NCBI Bookshelf. A service of the National Library of Medicine, National Institutes of Health.

SNP FAQ Archive [Internet]. Bethesda (MD): National Center for Biotechnology Information (US); 2005-.

Cover of SNP FAQ Archive

SNP FAQ Archive [Internet].

Show details

Double Hit SNP Computation

What criteria does dbSNP use to determine double-hit SNPs independently of Dr. Jim Mullikin's algorithm?

I have not made the double-hit, two-allele computation for some time now. Currently, we rely exclusively on Dr. Mullikin's data AFAIK. As for my double-hit computation, I made the initial calculation of double-hit SNPs based on submitter-supplied clone accessions. If we can establish that two different submitters working with different clone libraries had independently identified each allele, we confirmed the SNP as a double hit. I believe this mined something on the order of 10 K of double-hit SNPs.

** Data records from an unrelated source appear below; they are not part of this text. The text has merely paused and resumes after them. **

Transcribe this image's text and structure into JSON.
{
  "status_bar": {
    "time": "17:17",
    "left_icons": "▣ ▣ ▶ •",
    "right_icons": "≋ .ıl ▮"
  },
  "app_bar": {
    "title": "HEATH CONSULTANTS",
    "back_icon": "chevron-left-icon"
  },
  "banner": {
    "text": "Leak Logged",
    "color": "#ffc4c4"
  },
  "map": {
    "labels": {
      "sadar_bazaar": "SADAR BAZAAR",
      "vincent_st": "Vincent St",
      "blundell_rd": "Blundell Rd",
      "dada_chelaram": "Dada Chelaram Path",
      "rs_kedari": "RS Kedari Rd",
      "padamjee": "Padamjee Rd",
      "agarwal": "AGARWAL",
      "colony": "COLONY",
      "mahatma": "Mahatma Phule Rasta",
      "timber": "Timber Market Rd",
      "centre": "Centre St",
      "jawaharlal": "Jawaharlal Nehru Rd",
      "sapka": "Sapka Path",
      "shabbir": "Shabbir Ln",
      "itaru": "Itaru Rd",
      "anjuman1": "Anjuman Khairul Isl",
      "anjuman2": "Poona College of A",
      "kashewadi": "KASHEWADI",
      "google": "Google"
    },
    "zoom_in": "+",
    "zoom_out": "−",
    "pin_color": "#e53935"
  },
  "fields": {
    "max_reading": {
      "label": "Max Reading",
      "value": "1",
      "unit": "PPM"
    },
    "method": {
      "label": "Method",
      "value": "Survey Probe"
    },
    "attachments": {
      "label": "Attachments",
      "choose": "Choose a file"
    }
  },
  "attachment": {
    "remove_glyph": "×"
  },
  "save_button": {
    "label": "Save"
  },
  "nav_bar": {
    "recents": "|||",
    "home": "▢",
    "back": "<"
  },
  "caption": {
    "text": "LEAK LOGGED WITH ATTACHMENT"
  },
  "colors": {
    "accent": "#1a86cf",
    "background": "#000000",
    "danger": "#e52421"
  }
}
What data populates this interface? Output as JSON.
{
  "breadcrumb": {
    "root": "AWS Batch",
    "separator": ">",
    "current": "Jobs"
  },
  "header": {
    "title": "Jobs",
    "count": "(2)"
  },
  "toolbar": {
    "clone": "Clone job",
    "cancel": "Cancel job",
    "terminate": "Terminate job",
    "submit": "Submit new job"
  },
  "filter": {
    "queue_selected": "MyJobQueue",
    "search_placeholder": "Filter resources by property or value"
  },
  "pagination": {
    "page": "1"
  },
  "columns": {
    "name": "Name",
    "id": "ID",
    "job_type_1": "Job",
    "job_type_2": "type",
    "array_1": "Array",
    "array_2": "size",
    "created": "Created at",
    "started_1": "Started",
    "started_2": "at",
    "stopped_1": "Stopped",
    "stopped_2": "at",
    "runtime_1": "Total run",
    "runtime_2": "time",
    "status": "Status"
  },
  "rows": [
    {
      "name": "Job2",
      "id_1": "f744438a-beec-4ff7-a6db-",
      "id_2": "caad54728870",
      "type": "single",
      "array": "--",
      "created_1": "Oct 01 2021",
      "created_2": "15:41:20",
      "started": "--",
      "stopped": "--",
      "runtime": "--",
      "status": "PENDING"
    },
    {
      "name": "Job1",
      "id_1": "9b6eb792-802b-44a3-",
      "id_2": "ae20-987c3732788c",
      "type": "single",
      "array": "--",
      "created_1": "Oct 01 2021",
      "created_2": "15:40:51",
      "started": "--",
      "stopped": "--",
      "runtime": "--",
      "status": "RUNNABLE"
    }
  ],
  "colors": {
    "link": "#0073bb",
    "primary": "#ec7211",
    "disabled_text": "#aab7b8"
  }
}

We also knew that we had a bolus of TSC SNPs mined from traces known to be from sources other than the clone libraries used in the human genome. I'm a bit fuzzy on the details now; I do, however, recall that the individuals supplying the TSC traces were pooled together, but that a statistical argument, based on the number of individuals in the pool, allowed us to consider each trace as an independent sample with high confidence. Additionally, the allele appearing on the genome itself constituted one hit of that allele. If we found at least one other trace with the genomic variant and two traces of the variant not on the genome in the TSC dataset, the SNP was classified as double-hit, two-allele. I believe we classified about 100 K double-hit SNPs by this method.

Because dbSNP contains Dr. Jim Mullikin’s double-hit SNPs, can you tell me what method he uses to determine these double-hits?

In an email, Dr. Mullikin described his double-hit method (reprinted with permission):

First, I align the following sequences to the human reference sequence: all human traces from the trace archive; all clone sequences not used in the reference sequence; cDNA sequence; the Celera WGSA assembly; and Celera reads from non-donor B individuals. For any rsIDs, I look at the alignment, and count how many times I see each allele. If I see each allele two or more times in different DNAs, I classify it as a double-hit SNP.

I also use chimp to promote an allele from a count of one to two. For example, let’s say for an A/G SNP, A is seen in human DNA seven times, and G once. Then, if chimp is a G, it becomes a double-hit SNP. Also, if the chimp sequence is polymorphic, or does not agree with either human allele, the chimp allele(s) is not used.

For human DNA, if the sequence comes from a single individual, I do not allow that individual to contribute to the allele counts more than once per allele. For the clone overlaps, I do a similar thing, but never allow the clones to increment the reference allele count, and I limit the variant allele to a single increment no matter how many clones overlap that base. This way I do not have to look up the source of the reference clone DNA or the overlapping clone DNA sources.

Do you know what computational methods Dr. Jim Mullikin uses to identify sequences/reads?

In an email Dr. Mullikin described his computational method (reprinted with permission):

The (computationally identified) SNPs were discovered largely from the same reads used in the double hit determination. I submit SNPs to dbSNP from the traces. Once they assign them rsIDs, I inspect the alignment data I described to count alleles.

PubReader format: click here to try

Views

Other titles in this collection

Recent Activity

Your browsing activity is empty.

Activity recording is turned off.

Turn recording back on

See more...